The intuition behind the result in Proposition 1 that public firm 0 chooses under-capacity, , except for the situation wherein both the degree of product differentiation b and the degree of firm 1’s relative performance are sufficiently high is similar to that presented in Ogawa [

However, only when both the degree of product differentiation and the degree of importance of firm 1’s relative performance are sufficiently high, the difference of the output level and capacity level of firm 0 becomes reverse, and it chooses over-capacity, which is described in

level of firm 1, since the output level of firm 1 is almost independent of the capacity level of firm 0. Consequently, when both the degree of product differentiation and the degree of importance of firm 1’s relative performance are sufficiently high, public firm 0 chooses over-capacity, which is different from that in Ogawa [

At the same time, Proposition 1 also gives that the private firm surprisingly chooses under-capacity when the degree of importance of its relative performance is high relative to the degree of product differentiation, which is described in ^{13} We consider the two effects of the degree of importance of the private firm’s relative performance and of the degree of product differentiation on its output level and its capacity level. First, as the degree of importance of the private firm’s relative performance increases, it aggressively behaves in the market.^{14}

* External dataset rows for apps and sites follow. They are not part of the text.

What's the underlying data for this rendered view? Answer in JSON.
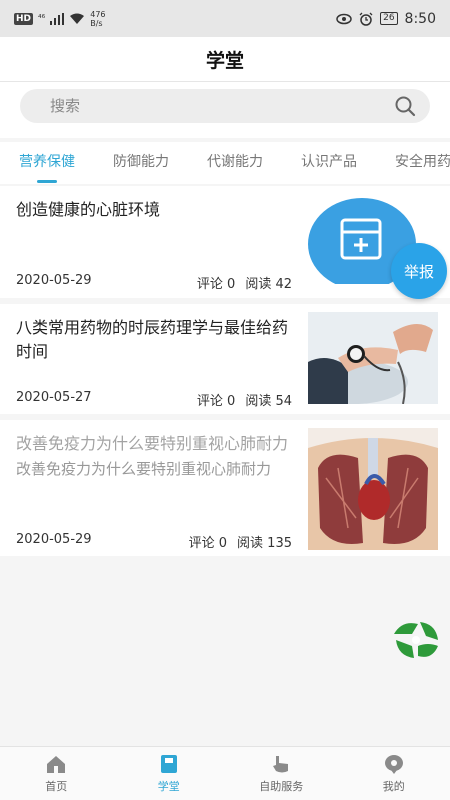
{
  "status": {
    "network_badge": "HD",
    "signal": "⁴⁶",
    "speed_value": "476",
    "speed_unit": "B/s",
    "battery": "26",
    "time": "8:50"
  },
  "header": {
    "title": "学堂"
  },
  "search": {
    "placeholder": "搜索"
  },
  "tabs": [
    "营养保健",
    "防御能力",
    "代谢能力",
    "认识产品",
    "安全用药"
  ],
  "articles": [
    {
      "title": "创造健康的心脏环境",
      "summary": "",
      "date": "2020-05-29",
      "comments": "评论 0",
      "reads": "阅读 42",
      "thumb": "medicine-cabinet-icon"
    },
    {
      "title": "八类常用药物的时辰药理学与最佳给药时间",
      "summary": "",
      "date": "2020-05-27",
      "comments": "评论 0",
      "reads": "阅读 54",
      "thumb": "blood-pressure-photo"
    },
    {
      "title": "改善免疫力为什么要特别重视心肺耐力",
      "summary": "改善免疫力为什么要特别重视心肺耐力",
      "date": "2020-05-29",
      "comments": "评论 0",
      "reads": "阅读 135",
      "thumb": "lungs-illustration"
    }
  ],
  "report_button": "举报",
  "tabbar": [
    {
      "label": "首页",
      "icon": "home-icon"
    },
    {
      "label": "学堂",
      "icon": "book-icon"
    },
    {
      "label": "自助服务",
      "icon": "hand-icon"
    },
    {
      "label": "我的",
      "icon": "profile-icon"
    }
  ],
  "colors": {
    "accent": "#2fa6d4",
    "report": "#2aa3e8",
    "logo": "#2e9a3a"
  }
}
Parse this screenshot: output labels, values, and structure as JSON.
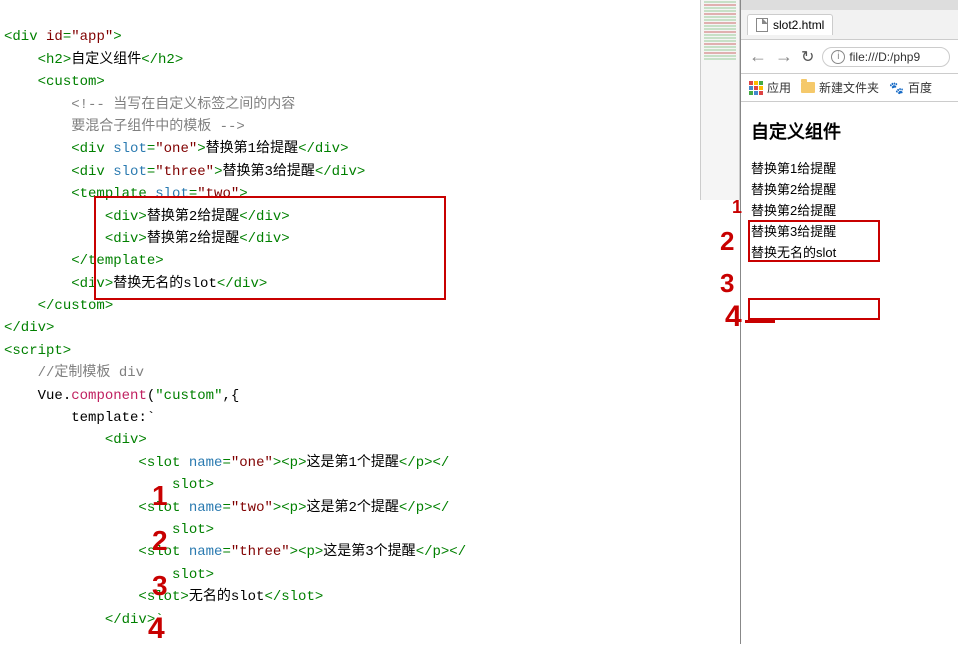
{
  "code": {
    "l1": {
      "tag_open": "<div ",
      "attr": "id",
      "val": "\"app\"",
      "close": ">"
    },
    "l2": {
      "open": "<h2>",
      "txt": "自定义组件",
      "close": "</h2>"
    },
    "l3": {
      "open": "<custom>"
    },
    "l4": {
      "comment": "<!-- 当写在自定义标签之间的内容"
    },
    "l5": {
      "comment": "要混合子组件中的模板 -->"
    },
    "l6": {
      "open": "<div ",
      "attr": "slot",
      "val": "\"one\"",
      "mid": ">",
      "txt": "替换第1给提醒",
      "close": "</div>"
    },
    "l7": {
      "open": "<div ",
      "attr": "slot",
      "val": "\"three\"",
      "mid": ">",
      "txt": "替换第3给提醒",
      "close": "</div>"
    },
    "l8": {
      "open": "<template ",
      "attr": "slot",
      "val": "\"two\"",
      "close": ">"
    },
    "l9": {
      "open": "<div>",
      "txt": "替换第2给提醒",
      "close": "</div>"
    },
    "l10": {
      "open": "<div>",
      "txt": "替换第2给提醒",
      "close": "</div>"
    },
    "l11": {
      "close": "</template>"
    },
    "l12": {
      "open": "<div>",
      "txt": "替换无名的slot",
      "close": "</div>"
    },
    "l13": {
      "close": "</custom>"
    },
    "l14": {
      "close": "</div>"
    },
    "l15": {
      "open": "<script>"
    },
    "l16": {
      "comment": "//定制模板 div"
    },
    "l17": {
      "vue": "Vue",
      "dot": ".",
      "comp": "component",
      "paren": "(",
      "str": "\"custom\"",
      "rest": ",{"
    },
    "l18": {
      "key": "template",
      "colon": ":`"
    },
    "l19": {
      "open": "<div>"
    },
    "l20": {
      "open": "<slot ",
      "attr": "name",
      "val": "\"one\"",
      "mid": "><p>",
      "txt": "这是第1个提醒",
      "close1": "</p></",
      "close2": "slot>"
    },
    "l21": {
      "open": "<slot ",
      "attr": "name",
      "val": "\"two\"",
      "mid": "><p>",
      "txt": "这是第2个提醒",
      "close1": "</p></",
      "close2": "slot>"
    },
    "l22": {
      "open": "<slot ",
      "attr": "name",
      "val": "\"three\"",
      "mid": "><p>",
      "txt": "这是第3个提醒",
      "close1": "</p></",
      "close2": "slot>"
    },
    "l23": {
      "open": "<slot>",
      "txt": "无名的slot",
      "close": "</slot>"
    },
    "l24": {
      "close": "</div>`"
    }
  },
  "annotations": {
    "n1": "1",
    "n2": "2",
    "n3": "3",
    "n4": "4",
    "r1": "1",
    "r2": "2",
    "r3": "3",
    "r4": "4"
  },
  "browser": {
    "tab": "slot2.html",
    "url": "file:///D:/php9",
    "bookmarks": {
      "apps": "应用",
      "folder": "新建文件夹",
      "baidu": "百度"
    },
    "page": {
      "title": "自定义组件",
      "lines": [
        "替换第1给提醒",
        "替换第2给提醒",
        "替换第2给提醒",
        "替换第3给提醒",
        "替换无名的slot"
      ]
    }
  }
}
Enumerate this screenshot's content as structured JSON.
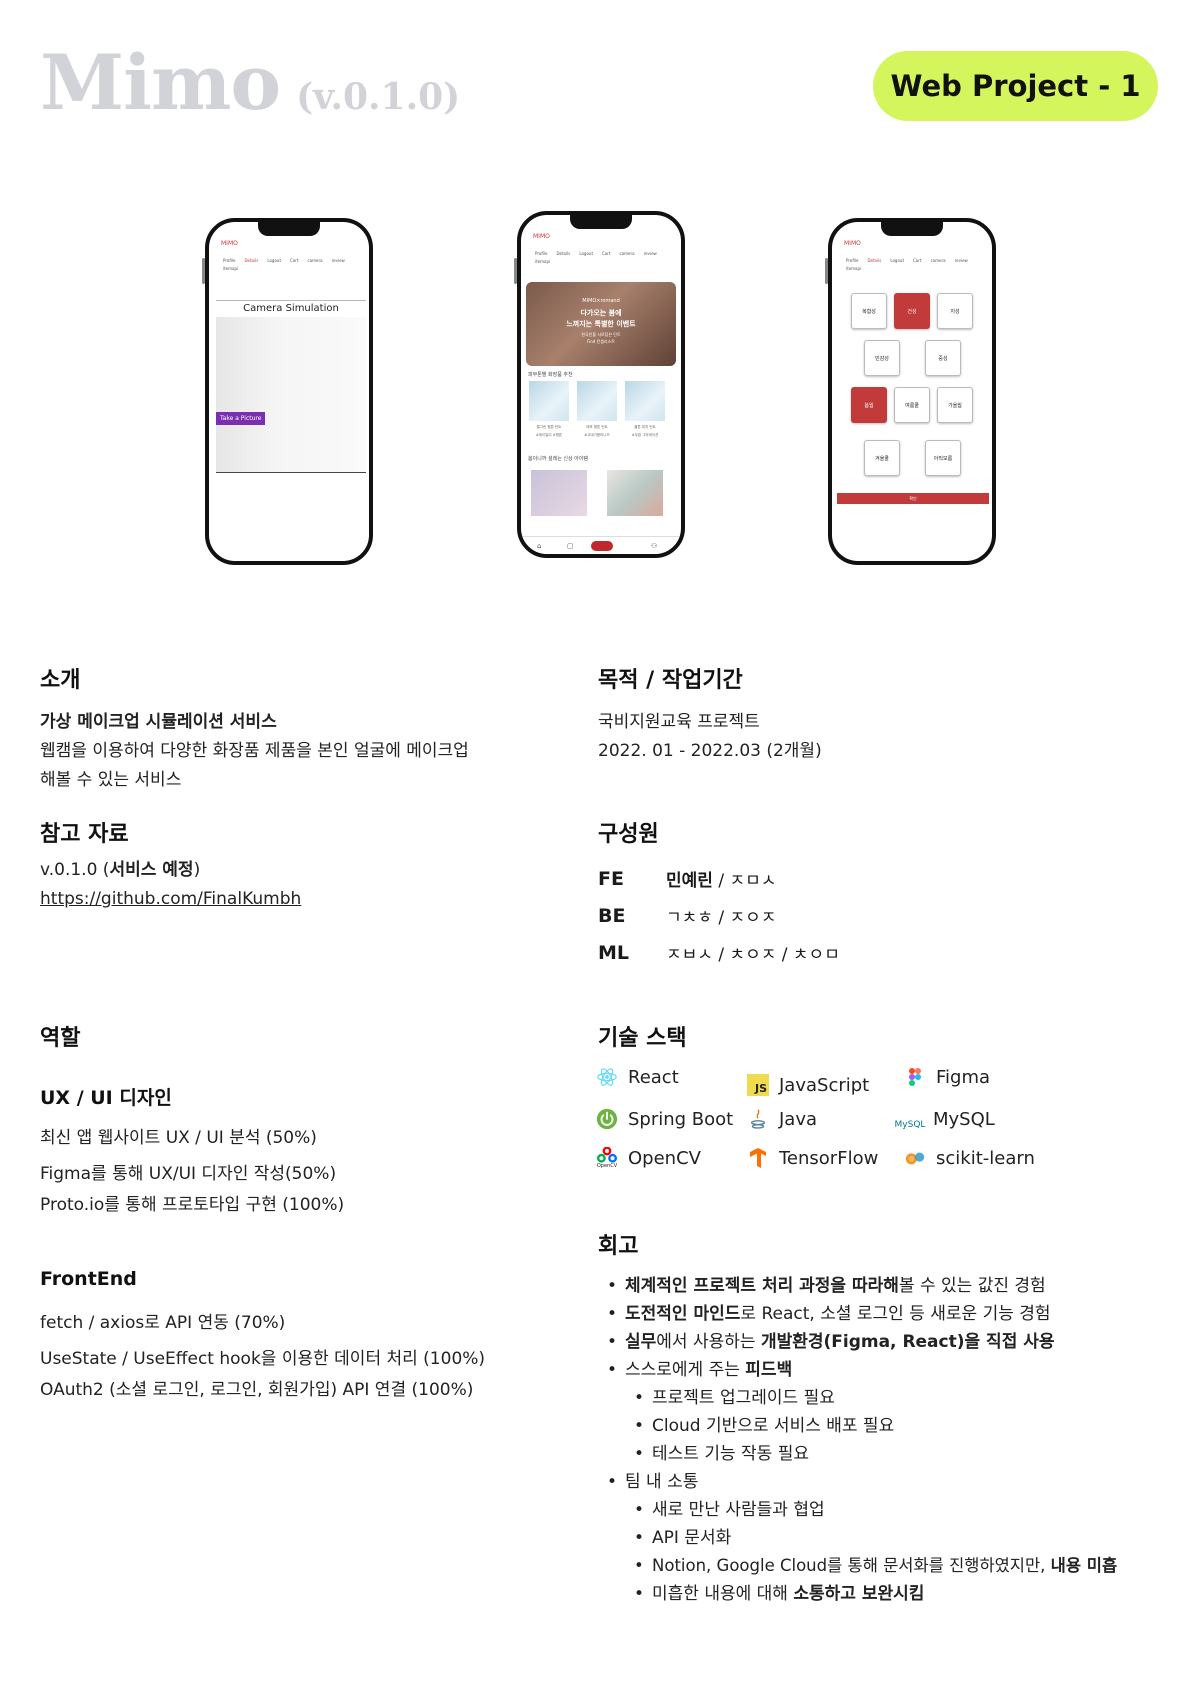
{
  "header": {
    "title": "Mimo",
    "version": "(v.0.1.0)",
    "badge": "Web Project - 1"
  },
  "phones": {
    "logo": "MIMO",
    "nav": [
      "Profile",
      "Details",
      "Logout",
      "Cart",
      "camera",
      "review",
      "itemapi"
    ],
    "phone1": {
      "title": "Camera Simulation",
      "button": "Take a Picture"
    },
    "phone2": {
      "hero_brand": "MIMO×romand",
      "hero_title1": "다가오는 봄에",
      "hero_title2": "느껴지는 특별한 이벤트",
      "hero_sub1": "한국인을 사로잡은 틴트",
      "hero_sub2": "Find 컨셉리스트",
      "section1": "피부톤별 화장품 추천",
      "products": [
        "월그린 웜톤 틴트",
        "레포 웜톤 틴트",
        "쿨톤 피치 틴트"
      ],
      "product_tags": [
        "#데이일리 #웜톤",
        "#고데기용미니즈",
        "#무광 그라데이션"
      ],
      "section2": "봄이니까 설레는 신상 아이템"
    },
    "phone3": {
      "tones": [
        "복합성",
        "건성",
        "지성",
        "민감성",
        "중성",
        "봄웜",
        "여름쿨",
        "가을웜",
        "겨울쿨",
        "아직모름"
      ],
      "submit": "확인"
    }
  },
  "intro": {
    "heading": "소개",
    "title": "가상 메이크업 시뮬레이션 서비스",
    "desc_line1": "웹캠을 이용하여 다양한 화장품 제품을 본인 얼굴에 메이크업",
    "desc_line2": "해볼 수 있는 서비스"
  },
  "purpose": {
    "heading": "목적 / 작업기간",
    "line1": "국비지원교육 프로젝트",
    "line2": "2022. 01  -  2022.03 (2개월)"
  },
  "reference": {
    "heading": "참고 자료",
    "version_text": "v.0.1.0 (",
    "version_bold": "서비스 예정",
    "version_close": ")",
    "link": "https://github.com/FinalKumbh"
  },
  "members": {
    "heading": "구성원",
    "rows": [
      {
        "role": "FE",
        "name_bold": "민예린",
        "others": " / ㅈㅁㅅ"
      },
      {
        "role": "BE",
        "name_bold": "",
        "others": "ㄱㅊㅎ / ㅈㅇㅈ"
      },
      {
        "role": "ML",
        "name_bold": "",
        "others": "ㅈㅂㅅ / ㅊㅇㅈ / ㅊㅇㅁ"
      }
    ]
  },
  "roles": {
    "heading": "역할",
    "uxui": {
      "title": "UX / UI 디자인",
      "items": [
        "최신 앱 웹사이트 UX / UI 분석 (50%)",
        "Figma를 통해 UX/UI 디자인 작성(50%)",
        "Proto.io를 통해 프로토타입 구현 (100%)"
      ]
    },
    "frontend": {
      "title": "FrontEnd",
      "items": [
        "fetch / axios로 API 연동 (70%)",
        "UseState / UseEffect hook을 이용한 데이터 처리 (100%)",
        "OAuth2 (소셜 로그인, 로그인, 회원가입) API 연결 (100%)"
      ]
    }
  },
  "stack": {
    "heading": "기술 스택",
    "items": [
      {
        "name": "React",
        "icon": "react-icon",
        "color": "#61dafb"
      },
      {
        "name": "JavaScript",
        "icon": "javascript-icon",
        "color": "#f0db4f"
      },
      {
        "name": "Figma",
        "icon": "figma-icon",
        "color": "#f24e1e"
      },
      {
        "name": "Spring Boot",
        "icon": "spring-boot-icon",
        "color": "#6db33f"
      },
      {
        "name": "Java",
        "icon": "java-icon",
        "color": "#5382a1"
      },
      {
        "name": "MySQL",
        "icon": "mysql-icon",
        "color": "#00758f"
      },
      {
        "name": "OpenCV",
        "icon": "opencv-icon",
        "color": "#5c3ee8"
      },
      {
        "name": "TensorFlow",
        "icon": "tensorflow-icon",
        "color": "#ff6f00"
      },
      {
        "name": "scikit-learn",
        "icon": "scikit-learn-icon",
        "color": "#f7931e"
      }
    ],
    "opencv_caption": "OpenCV",
    "mysql_caption": "MySQL",
    "js_caption": "JS"
  },
  "retro": {
    "heading": "회고",
    "b1_bold": "체계적인 프로젝트 처리 과정을 따라해",
    "b1_rest": "볼 수 있는 값진 경험",
    "b2_bold": "도전적인 마인드",
    "b2_rest": "로 React, 소셜 로그인 등 새로운 기능 경험",
    "b3_bold1": "실무",
    "b3_mid": "에서 사용하는 ",
    "b3_bold2": "개발환경(Figma, React)을 직접 사용",
    "b4_rest": "스스로에게 주는 ",
    "b4_bold": "피드백",
    "b4_subs": [
      "프로젝트 업그레이드 필요",
      "Cloud 기반으로 서비스 배포 필요",
      "테스트 기능 작동 필요"
    ],
    "b5": "팀 내 소통",
    "b5_subs": [
      "새로 만난 사람들과 협업",
      "API 문서화"
    ],
    "b5_sub3_rest": "Notion, Google Cloud를 통해 문서화를 진행하였지만, ",
    "b5_sub3_bold": "내용 미흡",
    "b5_sub4_rest": "미흡한 내용에 대해 ",
    "b5_sub4_bold": "소통하고 보완시킴"
  }
}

Thus, as the degree of importance of the private firm’s relative performance increases, its output level tends to rise. Second, from Equation (3), the private firm enlarges its market share through a decrease in the output level of the public firm by increasing its capacity level. Depending on which of the above two effects is relatively strong, the difference between the private firm’s output level and capacity level is determined. When the degree of importance of the private firm’s relative performance is high relative to the degree of product differentiation, the effect of on the difference between its output level and its capacity level is consequently strong. Thus, the private firm strategically selects under-capacity. Otherwise, the effect of on the difference between the private firm’s output level and capacity level is comparatively strong. Thus, the private firm strategically chooses over-capacity in order to enlarge its market share through a decrease in the output level of the public firm by increasing its capacity level.

Finally, Proposition 1 provides the result that the area in the -plane wherein the private firm, firm 1, chooses over-capacity widens as the value of the degree of product differentiation increases. This is so because the effect of the degree of product differentiation on the difference between the private firm’s output level and capacity level is comparatively strong relative to the effect of the degree of importance of the private firm’s relative performance.

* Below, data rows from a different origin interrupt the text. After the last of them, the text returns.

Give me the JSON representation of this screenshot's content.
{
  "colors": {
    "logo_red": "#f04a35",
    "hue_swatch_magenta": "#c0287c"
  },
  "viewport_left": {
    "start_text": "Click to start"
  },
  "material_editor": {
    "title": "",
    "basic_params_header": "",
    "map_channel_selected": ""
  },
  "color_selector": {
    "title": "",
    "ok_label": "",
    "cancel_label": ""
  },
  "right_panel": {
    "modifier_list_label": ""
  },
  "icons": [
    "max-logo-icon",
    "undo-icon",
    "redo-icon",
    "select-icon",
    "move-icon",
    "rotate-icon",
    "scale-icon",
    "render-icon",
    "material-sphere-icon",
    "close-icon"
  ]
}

This paper investigated the difference between the output and capacity levels of both the public firm and the private firm in a quantity-setting mixed duopoly with differentiated goods, in particular when the objective function of the private firm is its relative profit. In the existing literature on the difference between the output and capacity levels of both the public firm and the private firm including Nishimori and Ogawa [

Finally, we mention an issue to be tackled in the future. In this paper, we considered the differences between the output and capacity levels of both the public firm and the private firm in quantity-setting mixed duopolistic market. However, recent research on mixed oligopoly has been investigating the endogenous choice of the strategic variables of both the public firm and the private firm, and among them, Matsumura and Ogawa [^{15} Future research must deal with the above problems.